Legendary EQ

I first became aware of the Massive Passive about 20-something years ago when I was working with ADATs and a Soundtracs Topaz 8-buss board. At the time I could only dream about getting one. Now, my studio situation at the point that I was able to get one -- a dream come true. So, does the unit live up to my expectations? Short answer -- it exceeded them.While the mastering version is obviously geared for mastering use, I found it highly usable for giving tone and weight to individual stereo tracks for mixing, such as drum busses, stereo guitar busses and two stereo piano recordings. The difference between the mastering version and the regular version is that the mastering versions knobs are all stepped, whereas the mix version's controls are continuous. Additionally, according to the user manual, the boast/cut controls offer greater gain/attenuation on the mix version than the mastering version. Still, I find a notch or two cut or gain change makes a big difference on the signals.Attenuating frequencies on the MP is counter-intuitive at first because you first have to select the frequency that you wish to cut, engage the "cut" switch and then turn the gain control clockwise as if you were increasing the gain on another EQ. However, it quickly becomes second nature once you do a session with the unit.The sound? Glorious and rich are the words that come to mind. Simply passing your signal through the MP, without any frequency gain or reduction changes instantly gives a subtle, though noticeable bigness and clarity to the sound. So far, I've used the MP on mastering an R&B album, a heavy metal track to be used in a movie trailer (as well as the trailer itself in post-production) and for an acoustic jazz EP. In all cases, the MP gave me everything I needed. I never felt the need to bring in a multi-band compressor or other specialty processor. My mastering chain now consists of the Slate VTM into the Shadow Hills Vandergraph followed by the MP and finally the UAD Precision Limiter.In sum, in using the MP, I feel like I'm almost cheating in being able to get a rich, warm character on whatever signal I pass through it.I also have the UAD version of the MP and I was able to make a side-by-side comparison between the UAD version and the real deal. My findings? While the UAD is close and it is a fine EQ in its own right, there is a discernable difference between the two. First off, the UAD is about a 0.5 dB to 1 dB hotter at unity gain than the real unit. Secondly, the real Manley is far more graceful when you push it. The plug-in tends to lose its warmth when pushed whereas the Manley still shines when pushed.Most noticeable, however, is that the Manley simply has more organic vibe and girth that the software does not quite replicate. Perhaps it's the transformers? Perhaps it's the inherent noise (albeit low level) that analog introduces into the signal? Whatever it is, the real deal is simply more pleasing to listen to. Obviously, spending over $5k on 2-channels of EQ is not an impulse purchase. However, if you have the client base to justify the special magic that the hardware Manley MP gives, it is definitely worth every penny.

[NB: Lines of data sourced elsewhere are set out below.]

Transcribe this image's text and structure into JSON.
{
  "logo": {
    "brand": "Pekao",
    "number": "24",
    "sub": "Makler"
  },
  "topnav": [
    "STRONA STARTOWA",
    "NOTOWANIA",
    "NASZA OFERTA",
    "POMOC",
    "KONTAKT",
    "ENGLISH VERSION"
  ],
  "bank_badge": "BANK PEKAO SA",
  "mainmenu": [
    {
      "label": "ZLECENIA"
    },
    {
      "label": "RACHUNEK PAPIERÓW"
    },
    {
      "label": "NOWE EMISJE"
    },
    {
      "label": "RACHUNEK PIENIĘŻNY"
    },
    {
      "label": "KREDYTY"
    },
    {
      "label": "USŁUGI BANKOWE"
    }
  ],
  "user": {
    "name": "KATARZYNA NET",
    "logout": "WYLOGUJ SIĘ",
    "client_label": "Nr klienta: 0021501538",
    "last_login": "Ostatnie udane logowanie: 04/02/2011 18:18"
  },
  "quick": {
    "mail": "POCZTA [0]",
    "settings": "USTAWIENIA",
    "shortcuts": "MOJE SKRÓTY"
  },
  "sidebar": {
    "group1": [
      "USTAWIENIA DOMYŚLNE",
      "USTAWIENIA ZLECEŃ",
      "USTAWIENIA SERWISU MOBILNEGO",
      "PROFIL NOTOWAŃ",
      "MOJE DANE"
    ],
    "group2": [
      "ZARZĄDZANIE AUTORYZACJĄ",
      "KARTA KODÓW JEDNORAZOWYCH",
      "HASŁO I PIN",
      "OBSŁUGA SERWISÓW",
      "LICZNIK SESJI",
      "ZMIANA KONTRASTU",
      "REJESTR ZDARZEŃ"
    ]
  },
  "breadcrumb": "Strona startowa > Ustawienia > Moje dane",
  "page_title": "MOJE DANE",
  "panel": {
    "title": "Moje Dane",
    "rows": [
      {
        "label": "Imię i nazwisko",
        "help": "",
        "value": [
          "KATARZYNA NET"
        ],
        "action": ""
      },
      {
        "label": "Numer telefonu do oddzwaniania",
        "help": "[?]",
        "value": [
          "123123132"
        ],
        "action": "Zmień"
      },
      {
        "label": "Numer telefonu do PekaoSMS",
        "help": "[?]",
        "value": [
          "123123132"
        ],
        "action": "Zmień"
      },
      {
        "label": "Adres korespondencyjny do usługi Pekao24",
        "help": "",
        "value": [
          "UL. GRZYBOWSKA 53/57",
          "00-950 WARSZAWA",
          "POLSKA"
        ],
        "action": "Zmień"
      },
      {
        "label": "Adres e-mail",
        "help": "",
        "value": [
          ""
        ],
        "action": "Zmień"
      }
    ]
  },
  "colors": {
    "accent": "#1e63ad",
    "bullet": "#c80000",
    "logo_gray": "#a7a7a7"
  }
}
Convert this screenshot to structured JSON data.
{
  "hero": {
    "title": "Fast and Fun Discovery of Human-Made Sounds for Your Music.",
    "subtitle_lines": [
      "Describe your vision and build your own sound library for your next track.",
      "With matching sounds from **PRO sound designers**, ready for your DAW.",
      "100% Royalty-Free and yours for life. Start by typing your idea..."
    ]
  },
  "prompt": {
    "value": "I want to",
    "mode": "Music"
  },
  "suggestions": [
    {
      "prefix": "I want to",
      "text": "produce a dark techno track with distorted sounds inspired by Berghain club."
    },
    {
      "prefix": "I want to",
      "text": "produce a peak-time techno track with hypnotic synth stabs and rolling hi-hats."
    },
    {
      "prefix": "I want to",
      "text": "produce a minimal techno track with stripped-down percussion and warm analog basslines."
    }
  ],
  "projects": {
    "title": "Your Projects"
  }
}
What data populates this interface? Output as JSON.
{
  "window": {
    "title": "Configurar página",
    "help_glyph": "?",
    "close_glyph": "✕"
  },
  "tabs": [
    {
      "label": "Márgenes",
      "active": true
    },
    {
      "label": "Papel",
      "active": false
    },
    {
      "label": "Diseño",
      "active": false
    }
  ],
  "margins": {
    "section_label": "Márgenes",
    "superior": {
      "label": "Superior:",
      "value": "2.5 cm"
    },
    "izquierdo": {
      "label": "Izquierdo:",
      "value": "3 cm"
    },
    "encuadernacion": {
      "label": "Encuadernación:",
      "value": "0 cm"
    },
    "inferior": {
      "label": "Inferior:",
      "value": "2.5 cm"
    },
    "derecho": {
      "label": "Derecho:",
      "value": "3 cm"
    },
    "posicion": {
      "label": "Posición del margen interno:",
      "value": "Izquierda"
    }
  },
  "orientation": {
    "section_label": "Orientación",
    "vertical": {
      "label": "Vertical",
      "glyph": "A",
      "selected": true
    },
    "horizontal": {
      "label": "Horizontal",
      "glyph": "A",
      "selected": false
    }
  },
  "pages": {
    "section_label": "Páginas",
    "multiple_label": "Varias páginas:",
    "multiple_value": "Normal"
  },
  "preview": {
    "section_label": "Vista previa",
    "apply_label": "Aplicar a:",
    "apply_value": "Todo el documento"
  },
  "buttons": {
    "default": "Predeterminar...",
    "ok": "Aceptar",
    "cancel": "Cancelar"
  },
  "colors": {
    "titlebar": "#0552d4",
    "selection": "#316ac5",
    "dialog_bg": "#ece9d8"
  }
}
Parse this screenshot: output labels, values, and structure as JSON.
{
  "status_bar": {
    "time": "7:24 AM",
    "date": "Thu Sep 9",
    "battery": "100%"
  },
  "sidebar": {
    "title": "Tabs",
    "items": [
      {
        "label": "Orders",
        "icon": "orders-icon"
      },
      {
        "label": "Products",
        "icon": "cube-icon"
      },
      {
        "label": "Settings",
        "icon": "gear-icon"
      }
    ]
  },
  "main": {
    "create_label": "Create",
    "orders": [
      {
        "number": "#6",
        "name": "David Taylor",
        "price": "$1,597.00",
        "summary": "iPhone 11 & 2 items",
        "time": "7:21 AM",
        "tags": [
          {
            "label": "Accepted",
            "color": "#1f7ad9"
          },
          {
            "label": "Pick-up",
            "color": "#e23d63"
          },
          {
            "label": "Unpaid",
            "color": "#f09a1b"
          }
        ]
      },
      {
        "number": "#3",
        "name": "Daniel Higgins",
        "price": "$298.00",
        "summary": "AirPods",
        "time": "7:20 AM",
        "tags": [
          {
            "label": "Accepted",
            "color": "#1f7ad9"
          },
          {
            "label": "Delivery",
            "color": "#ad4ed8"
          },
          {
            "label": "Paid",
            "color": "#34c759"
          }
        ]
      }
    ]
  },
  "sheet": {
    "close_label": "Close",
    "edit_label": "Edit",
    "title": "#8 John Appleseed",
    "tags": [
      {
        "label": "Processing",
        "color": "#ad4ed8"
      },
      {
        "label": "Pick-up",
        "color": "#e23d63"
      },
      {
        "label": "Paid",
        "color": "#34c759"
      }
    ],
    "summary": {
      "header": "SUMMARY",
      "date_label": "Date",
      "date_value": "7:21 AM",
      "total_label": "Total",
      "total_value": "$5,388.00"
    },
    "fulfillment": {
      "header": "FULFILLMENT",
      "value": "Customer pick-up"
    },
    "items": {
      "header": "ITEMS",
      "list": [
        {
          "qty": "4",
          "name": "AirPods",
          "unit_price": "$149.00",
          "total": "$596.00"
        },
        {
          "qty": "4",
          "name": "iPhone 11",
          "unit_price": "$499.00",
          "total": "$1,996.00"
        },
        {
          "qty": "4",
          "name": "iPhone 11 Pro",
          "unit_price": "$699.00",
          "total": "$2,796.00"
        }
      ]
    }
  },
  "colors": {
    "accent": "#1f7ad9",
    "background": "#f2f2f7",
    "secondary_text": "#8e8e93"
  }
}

Music background: Engineer, Production, and Sessions Musician
See also: Manley, Manley Parametric EQ, Manley Mastering, Manley Parametric EQ